Collected data entries
---
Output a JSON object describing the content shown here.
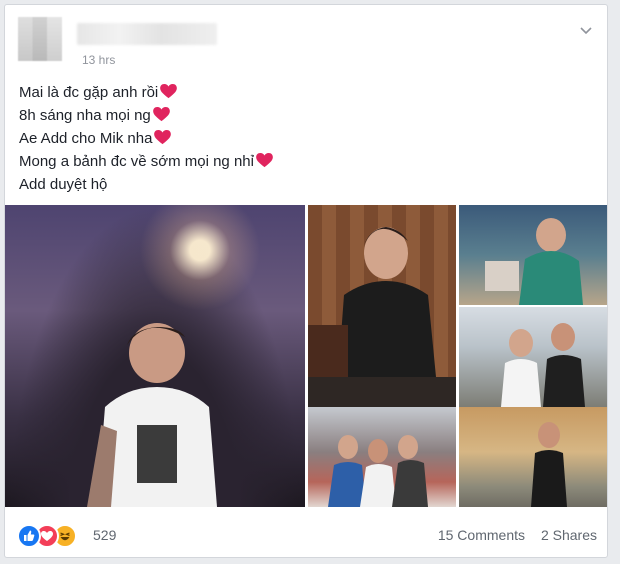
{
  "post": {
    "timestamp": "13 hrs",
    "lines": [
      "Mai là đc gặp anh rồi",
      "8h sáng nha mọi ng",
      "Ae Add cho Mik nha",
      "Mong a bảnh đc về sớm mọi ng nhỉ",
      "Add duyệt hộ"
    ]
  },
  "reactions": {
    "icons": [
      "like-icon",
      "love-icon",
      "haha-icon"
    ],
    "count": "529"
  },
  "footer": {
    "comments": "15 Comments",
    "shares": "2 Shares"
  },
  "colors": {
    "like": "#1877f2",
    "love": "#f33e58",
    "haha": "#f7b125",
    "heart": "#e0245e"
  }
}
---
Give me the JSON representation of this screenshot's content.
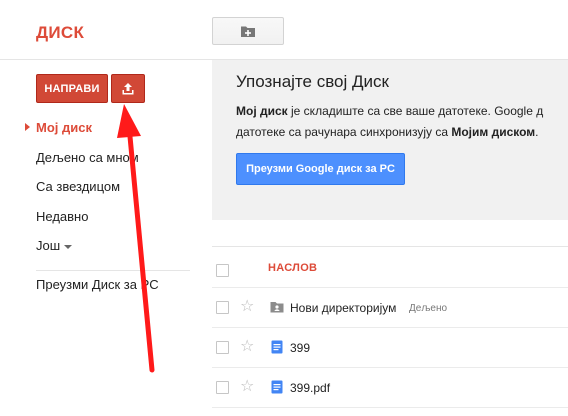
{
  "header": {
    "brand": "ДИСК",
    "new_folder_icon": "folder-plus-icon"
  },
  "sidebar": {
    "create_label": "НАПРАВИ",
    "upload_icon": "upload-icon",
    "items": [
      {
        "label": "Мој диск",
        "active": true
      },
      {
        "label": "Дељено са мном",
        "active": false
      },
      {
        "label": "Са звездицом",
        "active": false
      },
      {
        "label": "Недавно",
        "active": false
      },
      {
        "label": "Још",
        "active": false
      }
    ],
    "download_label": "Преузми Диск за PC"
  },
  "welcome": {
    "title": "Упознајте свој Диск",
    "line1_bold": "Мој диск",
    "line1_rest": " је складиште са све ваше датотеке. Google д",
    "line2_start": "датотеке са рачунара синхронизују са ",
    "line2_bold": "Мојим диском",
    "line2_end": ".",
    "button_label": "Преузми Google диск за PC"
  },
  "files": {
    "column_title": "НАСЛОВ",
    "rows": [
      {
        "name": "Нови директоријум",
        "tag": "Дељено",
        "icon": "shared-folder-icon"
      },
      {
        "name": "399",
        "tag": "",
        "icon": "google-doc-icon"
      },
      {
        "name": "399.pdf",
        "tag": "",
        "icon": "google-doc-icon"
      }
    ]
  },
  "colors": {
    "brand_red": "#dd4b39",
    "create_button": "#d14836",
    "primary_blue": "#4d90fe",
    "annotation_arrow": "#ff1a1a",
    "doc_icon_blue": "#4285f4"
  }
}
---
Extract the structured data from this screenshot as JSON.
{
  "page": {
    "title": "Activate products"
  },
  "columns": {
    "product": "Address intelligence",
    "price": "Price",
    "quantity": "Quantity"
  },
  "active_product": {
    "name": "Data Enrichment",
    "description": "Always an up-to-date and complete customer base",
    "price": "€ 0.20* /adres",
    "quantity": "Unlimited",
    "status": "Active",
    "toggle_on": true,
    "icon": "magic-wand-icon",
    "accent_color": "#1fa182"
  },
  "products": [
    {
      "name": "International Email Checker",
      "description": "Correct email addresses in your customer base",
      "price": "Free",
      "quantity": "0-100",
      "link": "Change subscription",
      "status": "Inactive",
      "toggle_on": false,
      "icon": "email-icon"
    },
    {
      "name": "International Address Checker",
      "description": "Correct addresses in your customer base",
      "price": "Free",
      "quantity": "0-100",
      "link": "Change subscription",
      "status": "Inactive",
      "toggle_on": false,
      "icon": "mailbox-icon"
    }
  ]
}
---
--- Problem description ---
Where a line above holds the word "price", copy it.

--- Task response ---
    "price": "Price",
    "price": "€ 0.20* /adres",
      "price": "Free",
      "price": "Free",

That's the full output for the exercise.